→ Records for this exercise
----------------------------------------
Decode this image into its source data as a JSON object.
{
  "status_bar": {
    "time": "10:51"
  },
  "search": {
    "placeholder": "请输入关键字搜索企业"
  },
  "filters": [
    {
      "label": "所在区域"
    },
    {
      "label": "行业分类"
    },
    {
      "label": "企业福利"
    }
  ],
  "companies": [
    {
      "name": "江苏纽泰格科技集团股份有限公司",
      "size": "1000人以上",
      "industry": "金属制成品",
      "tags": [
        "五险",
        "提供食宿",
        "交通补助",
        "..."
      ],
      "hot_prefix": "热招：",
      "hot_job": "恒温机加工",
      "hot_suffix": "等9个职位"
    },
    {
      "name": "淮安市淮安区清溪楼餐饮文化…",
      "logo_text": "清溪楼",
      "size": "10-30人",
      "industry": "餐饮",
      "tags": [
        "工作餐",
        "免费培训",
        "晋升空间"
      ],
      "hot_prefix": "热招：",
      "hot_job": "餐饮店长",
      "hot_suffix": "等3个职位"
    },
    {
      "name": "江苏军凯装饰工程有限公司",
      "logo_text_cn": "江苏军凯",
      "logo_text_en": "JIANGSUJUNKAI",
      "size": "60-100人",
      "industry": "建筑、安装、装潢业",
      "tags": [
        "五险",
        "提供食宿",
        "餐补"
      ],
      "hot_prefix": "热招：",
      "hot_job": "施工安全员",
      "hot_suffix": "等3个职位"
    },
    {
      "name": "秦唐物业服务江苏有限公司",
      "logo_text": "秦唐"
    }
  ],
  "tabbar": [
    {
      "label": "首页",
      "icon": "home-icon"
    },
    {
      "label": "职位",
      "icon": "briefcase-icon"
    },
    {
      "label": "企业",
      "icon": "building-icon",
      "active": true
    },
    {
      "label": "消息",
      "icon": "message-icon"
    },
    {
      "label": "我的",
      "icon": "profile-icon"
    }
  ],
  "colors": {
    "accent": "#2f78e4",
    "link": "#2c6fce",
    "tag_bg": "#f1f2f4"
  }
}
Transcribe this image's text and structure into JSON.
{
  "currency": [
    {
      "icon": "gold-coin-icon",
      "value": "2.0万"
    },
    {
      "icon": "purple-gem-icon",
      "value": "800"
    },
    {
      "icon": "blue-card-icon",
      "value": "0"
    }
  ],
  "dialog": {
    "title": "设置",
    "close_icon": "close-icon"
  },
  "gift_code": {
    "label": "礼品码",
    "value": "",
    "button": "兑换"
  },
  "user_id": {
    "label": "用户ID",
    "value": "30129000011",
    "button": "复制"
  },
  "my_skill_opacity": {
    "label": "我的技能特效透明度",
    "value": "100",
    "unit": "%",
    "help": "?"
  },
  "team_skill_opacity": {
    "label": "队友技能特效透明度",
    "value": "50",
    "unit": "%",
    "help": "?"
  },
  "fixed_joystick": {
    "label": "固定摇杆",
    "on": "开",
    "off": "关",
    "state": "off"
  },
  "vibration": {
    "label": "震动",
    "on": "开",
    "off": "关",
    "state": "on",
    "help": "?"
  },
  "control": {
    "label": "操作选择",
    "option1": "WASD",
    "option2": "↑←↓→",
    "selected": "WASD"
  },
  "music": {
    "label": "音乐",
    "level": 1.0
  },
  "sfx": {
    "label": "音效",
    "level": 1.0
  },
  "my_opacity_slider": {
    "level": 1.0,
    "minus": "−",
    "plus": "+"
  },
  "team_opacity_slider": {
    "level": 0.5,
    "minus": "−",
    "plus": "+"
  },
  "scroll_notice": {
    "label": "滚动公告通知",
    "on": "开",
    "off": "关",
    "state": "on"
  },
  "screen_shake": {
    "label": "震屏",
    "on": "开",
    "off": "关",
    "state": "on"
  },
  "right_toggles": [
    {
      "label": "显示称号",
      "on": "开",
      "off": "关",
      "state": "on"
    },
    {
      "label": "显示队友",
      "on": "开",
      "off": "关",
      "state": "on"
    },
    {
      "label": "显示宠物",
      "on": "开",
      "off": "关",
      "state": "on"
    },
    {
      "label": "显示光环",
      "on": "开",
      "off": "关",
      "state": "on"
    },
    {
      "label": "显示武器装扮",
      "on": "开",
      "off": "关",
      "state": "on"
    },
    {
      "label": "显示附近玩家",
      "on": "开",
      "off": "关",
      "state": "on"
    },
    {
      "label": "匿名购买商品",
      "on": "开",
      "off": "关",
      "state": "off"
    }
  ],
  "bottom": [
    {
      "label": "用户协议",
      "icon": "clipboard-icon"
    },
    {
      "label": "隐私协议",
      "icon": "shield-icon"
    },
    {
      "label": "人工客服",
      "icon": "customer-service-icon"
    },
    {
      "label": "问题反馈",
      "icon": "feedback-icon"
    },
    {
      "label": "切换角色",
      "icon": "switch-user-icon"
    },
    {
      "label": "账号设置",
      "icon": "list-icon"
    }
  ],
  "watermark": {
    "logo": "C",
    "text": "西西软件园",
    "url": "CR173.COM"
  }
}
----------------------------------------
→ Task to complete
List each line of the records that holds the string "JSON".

→ Your solution
Decode this image into its source data as a JSON object.
Transcribe this image's text and structure into JSON.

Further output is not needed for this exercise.